(picture refers to the cover of a later version of the book) My approach to C++ was of unbound enthusiasm, until I started using it intensively. Then I got a more fair perspective on the language. Although it is still my language of choice (and it will likely be for a while) it is far from the elegance and simplicity that were the hallmark of the C language.After learning the ins and outs of the standardized C++, you’ll discover that the modern C++ language is a complex, heterogeneous, large pile of different bits and stuff patched together. The standardization process did no good to this and when you go in details of the standard C++ library all the mismatching comes to light.
Covering the whole standard C++ library is a daunting task, but this book does an excellent job. The aim of the book is to provide both a reference and a tutorial. Despite of these two, somewhat opposite, goals the result is very good. When you read it as a tutorial you can skim over the reference parts, glancing through tables and summaries since you just read the real stuff. When you use it as a tutorial you’ll find plenty of cross-reference both to descriptions and examples.
The only lacking in the book, by admission of the author himself, is about the io/stream section of the library which is not discussed in fine details. Anyway I found it very complete covering all the common and a good deal of the not-so-common usage of the everyday usage.

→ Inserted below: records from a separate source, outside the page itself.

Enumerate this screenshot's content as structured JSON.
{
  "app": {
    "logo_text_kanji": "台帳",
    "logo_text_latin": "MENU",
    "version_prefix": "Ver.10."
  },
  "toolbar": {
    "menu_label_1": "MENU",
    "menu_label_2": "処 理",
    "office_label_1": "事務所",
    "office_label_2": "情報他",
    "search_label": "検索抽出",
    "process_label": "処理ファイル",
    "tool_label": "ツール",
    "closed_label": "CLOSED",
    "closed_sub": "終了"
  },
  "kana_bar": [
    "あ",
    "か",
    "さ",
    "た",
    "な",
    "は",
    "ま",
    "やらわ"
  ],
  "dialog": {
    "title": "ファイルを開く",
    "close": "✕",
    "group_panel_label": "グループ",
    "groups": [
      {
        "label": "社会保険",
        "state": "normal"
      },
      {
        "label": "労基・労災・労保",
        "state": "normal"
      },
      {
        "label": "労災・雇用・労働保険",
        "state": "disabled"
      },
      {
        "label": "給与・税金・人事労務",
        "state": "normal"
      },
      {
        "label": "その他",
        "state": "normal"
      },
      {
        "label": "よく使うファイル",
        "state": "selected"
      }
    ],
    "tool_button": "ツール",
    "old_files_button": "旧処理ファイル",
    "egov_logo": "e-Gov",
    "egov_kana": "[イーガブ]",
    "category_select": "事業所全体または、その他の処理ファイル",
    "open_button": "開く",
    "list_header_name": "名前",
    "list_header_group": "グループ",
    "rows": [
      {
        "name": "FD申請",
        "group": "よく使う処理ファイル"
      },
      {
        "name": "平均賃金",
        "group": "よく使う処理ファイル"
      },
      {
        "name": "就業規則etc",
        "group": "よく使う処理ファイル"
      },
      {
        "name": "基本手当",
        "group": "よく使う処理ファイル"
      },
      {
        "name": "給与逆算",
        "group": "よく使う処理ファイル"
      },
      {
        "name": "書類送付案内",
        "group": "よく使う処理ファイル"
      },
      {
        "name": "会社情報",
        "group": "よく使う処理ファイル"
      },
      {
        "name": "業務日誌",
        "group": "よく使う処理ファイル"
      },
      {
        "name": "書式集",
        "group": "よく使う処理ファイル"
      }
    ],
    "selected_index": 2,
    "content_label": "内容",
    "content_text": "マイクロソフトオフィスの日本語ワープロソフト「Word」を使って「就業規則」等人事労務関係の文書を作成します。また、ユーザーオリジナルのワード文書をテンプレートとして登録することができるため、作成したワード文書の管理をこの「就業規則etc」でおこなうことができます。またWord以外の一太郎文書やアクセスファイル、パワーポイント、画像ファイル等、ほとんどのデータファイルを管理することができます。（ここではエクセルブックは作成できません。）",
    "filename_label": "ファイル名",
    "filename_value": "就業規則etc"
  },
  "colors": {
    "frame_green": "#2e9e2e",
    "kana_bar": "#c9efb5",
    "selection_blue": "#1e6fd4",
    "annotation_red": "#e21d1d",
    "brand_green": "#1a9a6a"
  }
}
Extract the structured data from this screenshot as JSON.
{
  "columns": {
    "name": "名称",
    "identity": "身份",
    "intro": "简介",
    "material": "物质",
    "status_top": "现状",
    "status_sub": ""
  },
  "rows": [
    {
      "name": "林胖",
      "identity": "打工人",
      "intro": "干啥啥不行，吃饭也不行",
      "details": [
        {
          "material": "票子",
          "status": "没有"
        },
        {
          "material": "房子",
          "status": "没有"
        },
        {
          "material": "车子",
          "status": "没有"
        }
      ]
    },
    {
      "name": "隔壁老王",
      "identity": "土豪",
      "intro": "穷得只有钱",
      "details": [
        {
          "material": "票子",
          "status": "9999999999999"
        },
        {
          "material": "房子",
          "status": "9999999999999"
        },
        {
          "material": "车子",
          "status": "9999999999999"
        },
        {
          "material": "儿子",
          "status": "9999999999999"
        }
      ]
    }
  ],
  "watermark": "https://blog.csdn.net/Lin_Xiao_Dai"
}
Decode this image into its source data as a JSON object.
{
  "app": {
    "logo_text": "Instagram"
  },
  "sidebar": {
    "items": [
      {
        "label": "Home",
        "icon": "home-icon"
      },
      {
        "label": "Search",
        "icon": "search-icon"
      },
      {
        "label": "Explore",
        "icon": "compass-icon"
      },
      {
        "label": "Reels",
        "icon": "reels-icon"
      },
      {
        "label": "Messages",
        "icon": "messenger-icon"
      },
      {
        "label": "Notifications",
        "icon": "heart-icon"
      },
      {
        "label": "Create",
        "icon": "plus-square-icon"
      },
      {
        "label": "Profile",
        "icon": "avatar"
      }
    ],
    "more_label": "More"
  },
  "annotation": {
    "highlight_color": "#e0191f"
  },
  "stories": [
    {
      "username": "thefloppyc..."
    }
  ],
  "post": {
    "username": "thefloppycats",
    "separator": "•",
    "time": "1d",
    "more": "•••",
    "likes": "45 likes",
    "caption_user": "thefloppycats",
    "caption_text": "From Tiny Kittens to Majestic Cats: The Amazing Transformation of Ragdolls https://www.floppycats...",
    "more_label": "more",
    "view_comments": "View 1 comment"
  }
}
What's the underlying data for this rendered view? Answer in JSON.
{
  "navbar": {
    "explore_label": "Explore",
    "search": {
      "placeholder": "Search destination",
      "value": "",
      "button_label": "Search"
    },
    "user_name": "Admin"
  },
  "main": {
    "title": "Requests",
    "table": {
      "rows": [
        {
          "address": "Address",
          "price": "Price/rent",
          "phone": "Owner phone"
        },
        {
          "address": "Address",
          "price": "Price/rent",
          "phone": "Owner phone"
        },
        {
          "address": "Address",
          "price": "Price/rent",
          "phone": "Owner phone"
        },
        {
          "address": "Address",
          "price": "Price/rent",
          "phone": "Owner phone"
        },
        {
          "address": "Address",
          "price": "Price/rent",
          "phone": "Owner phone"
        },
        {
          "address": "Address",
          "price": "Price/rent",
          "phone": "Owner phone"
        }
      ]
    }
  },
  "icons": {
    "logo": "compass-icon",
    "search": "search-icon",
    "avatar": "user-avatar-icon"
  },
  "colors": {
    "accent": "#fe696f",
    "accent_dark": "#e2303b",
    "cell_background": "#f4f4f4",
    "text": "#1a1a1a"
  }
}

If you are going the C++ way and you’re already a programmer I strongly recommend this book along with “The C++ Language” by Stroustrup.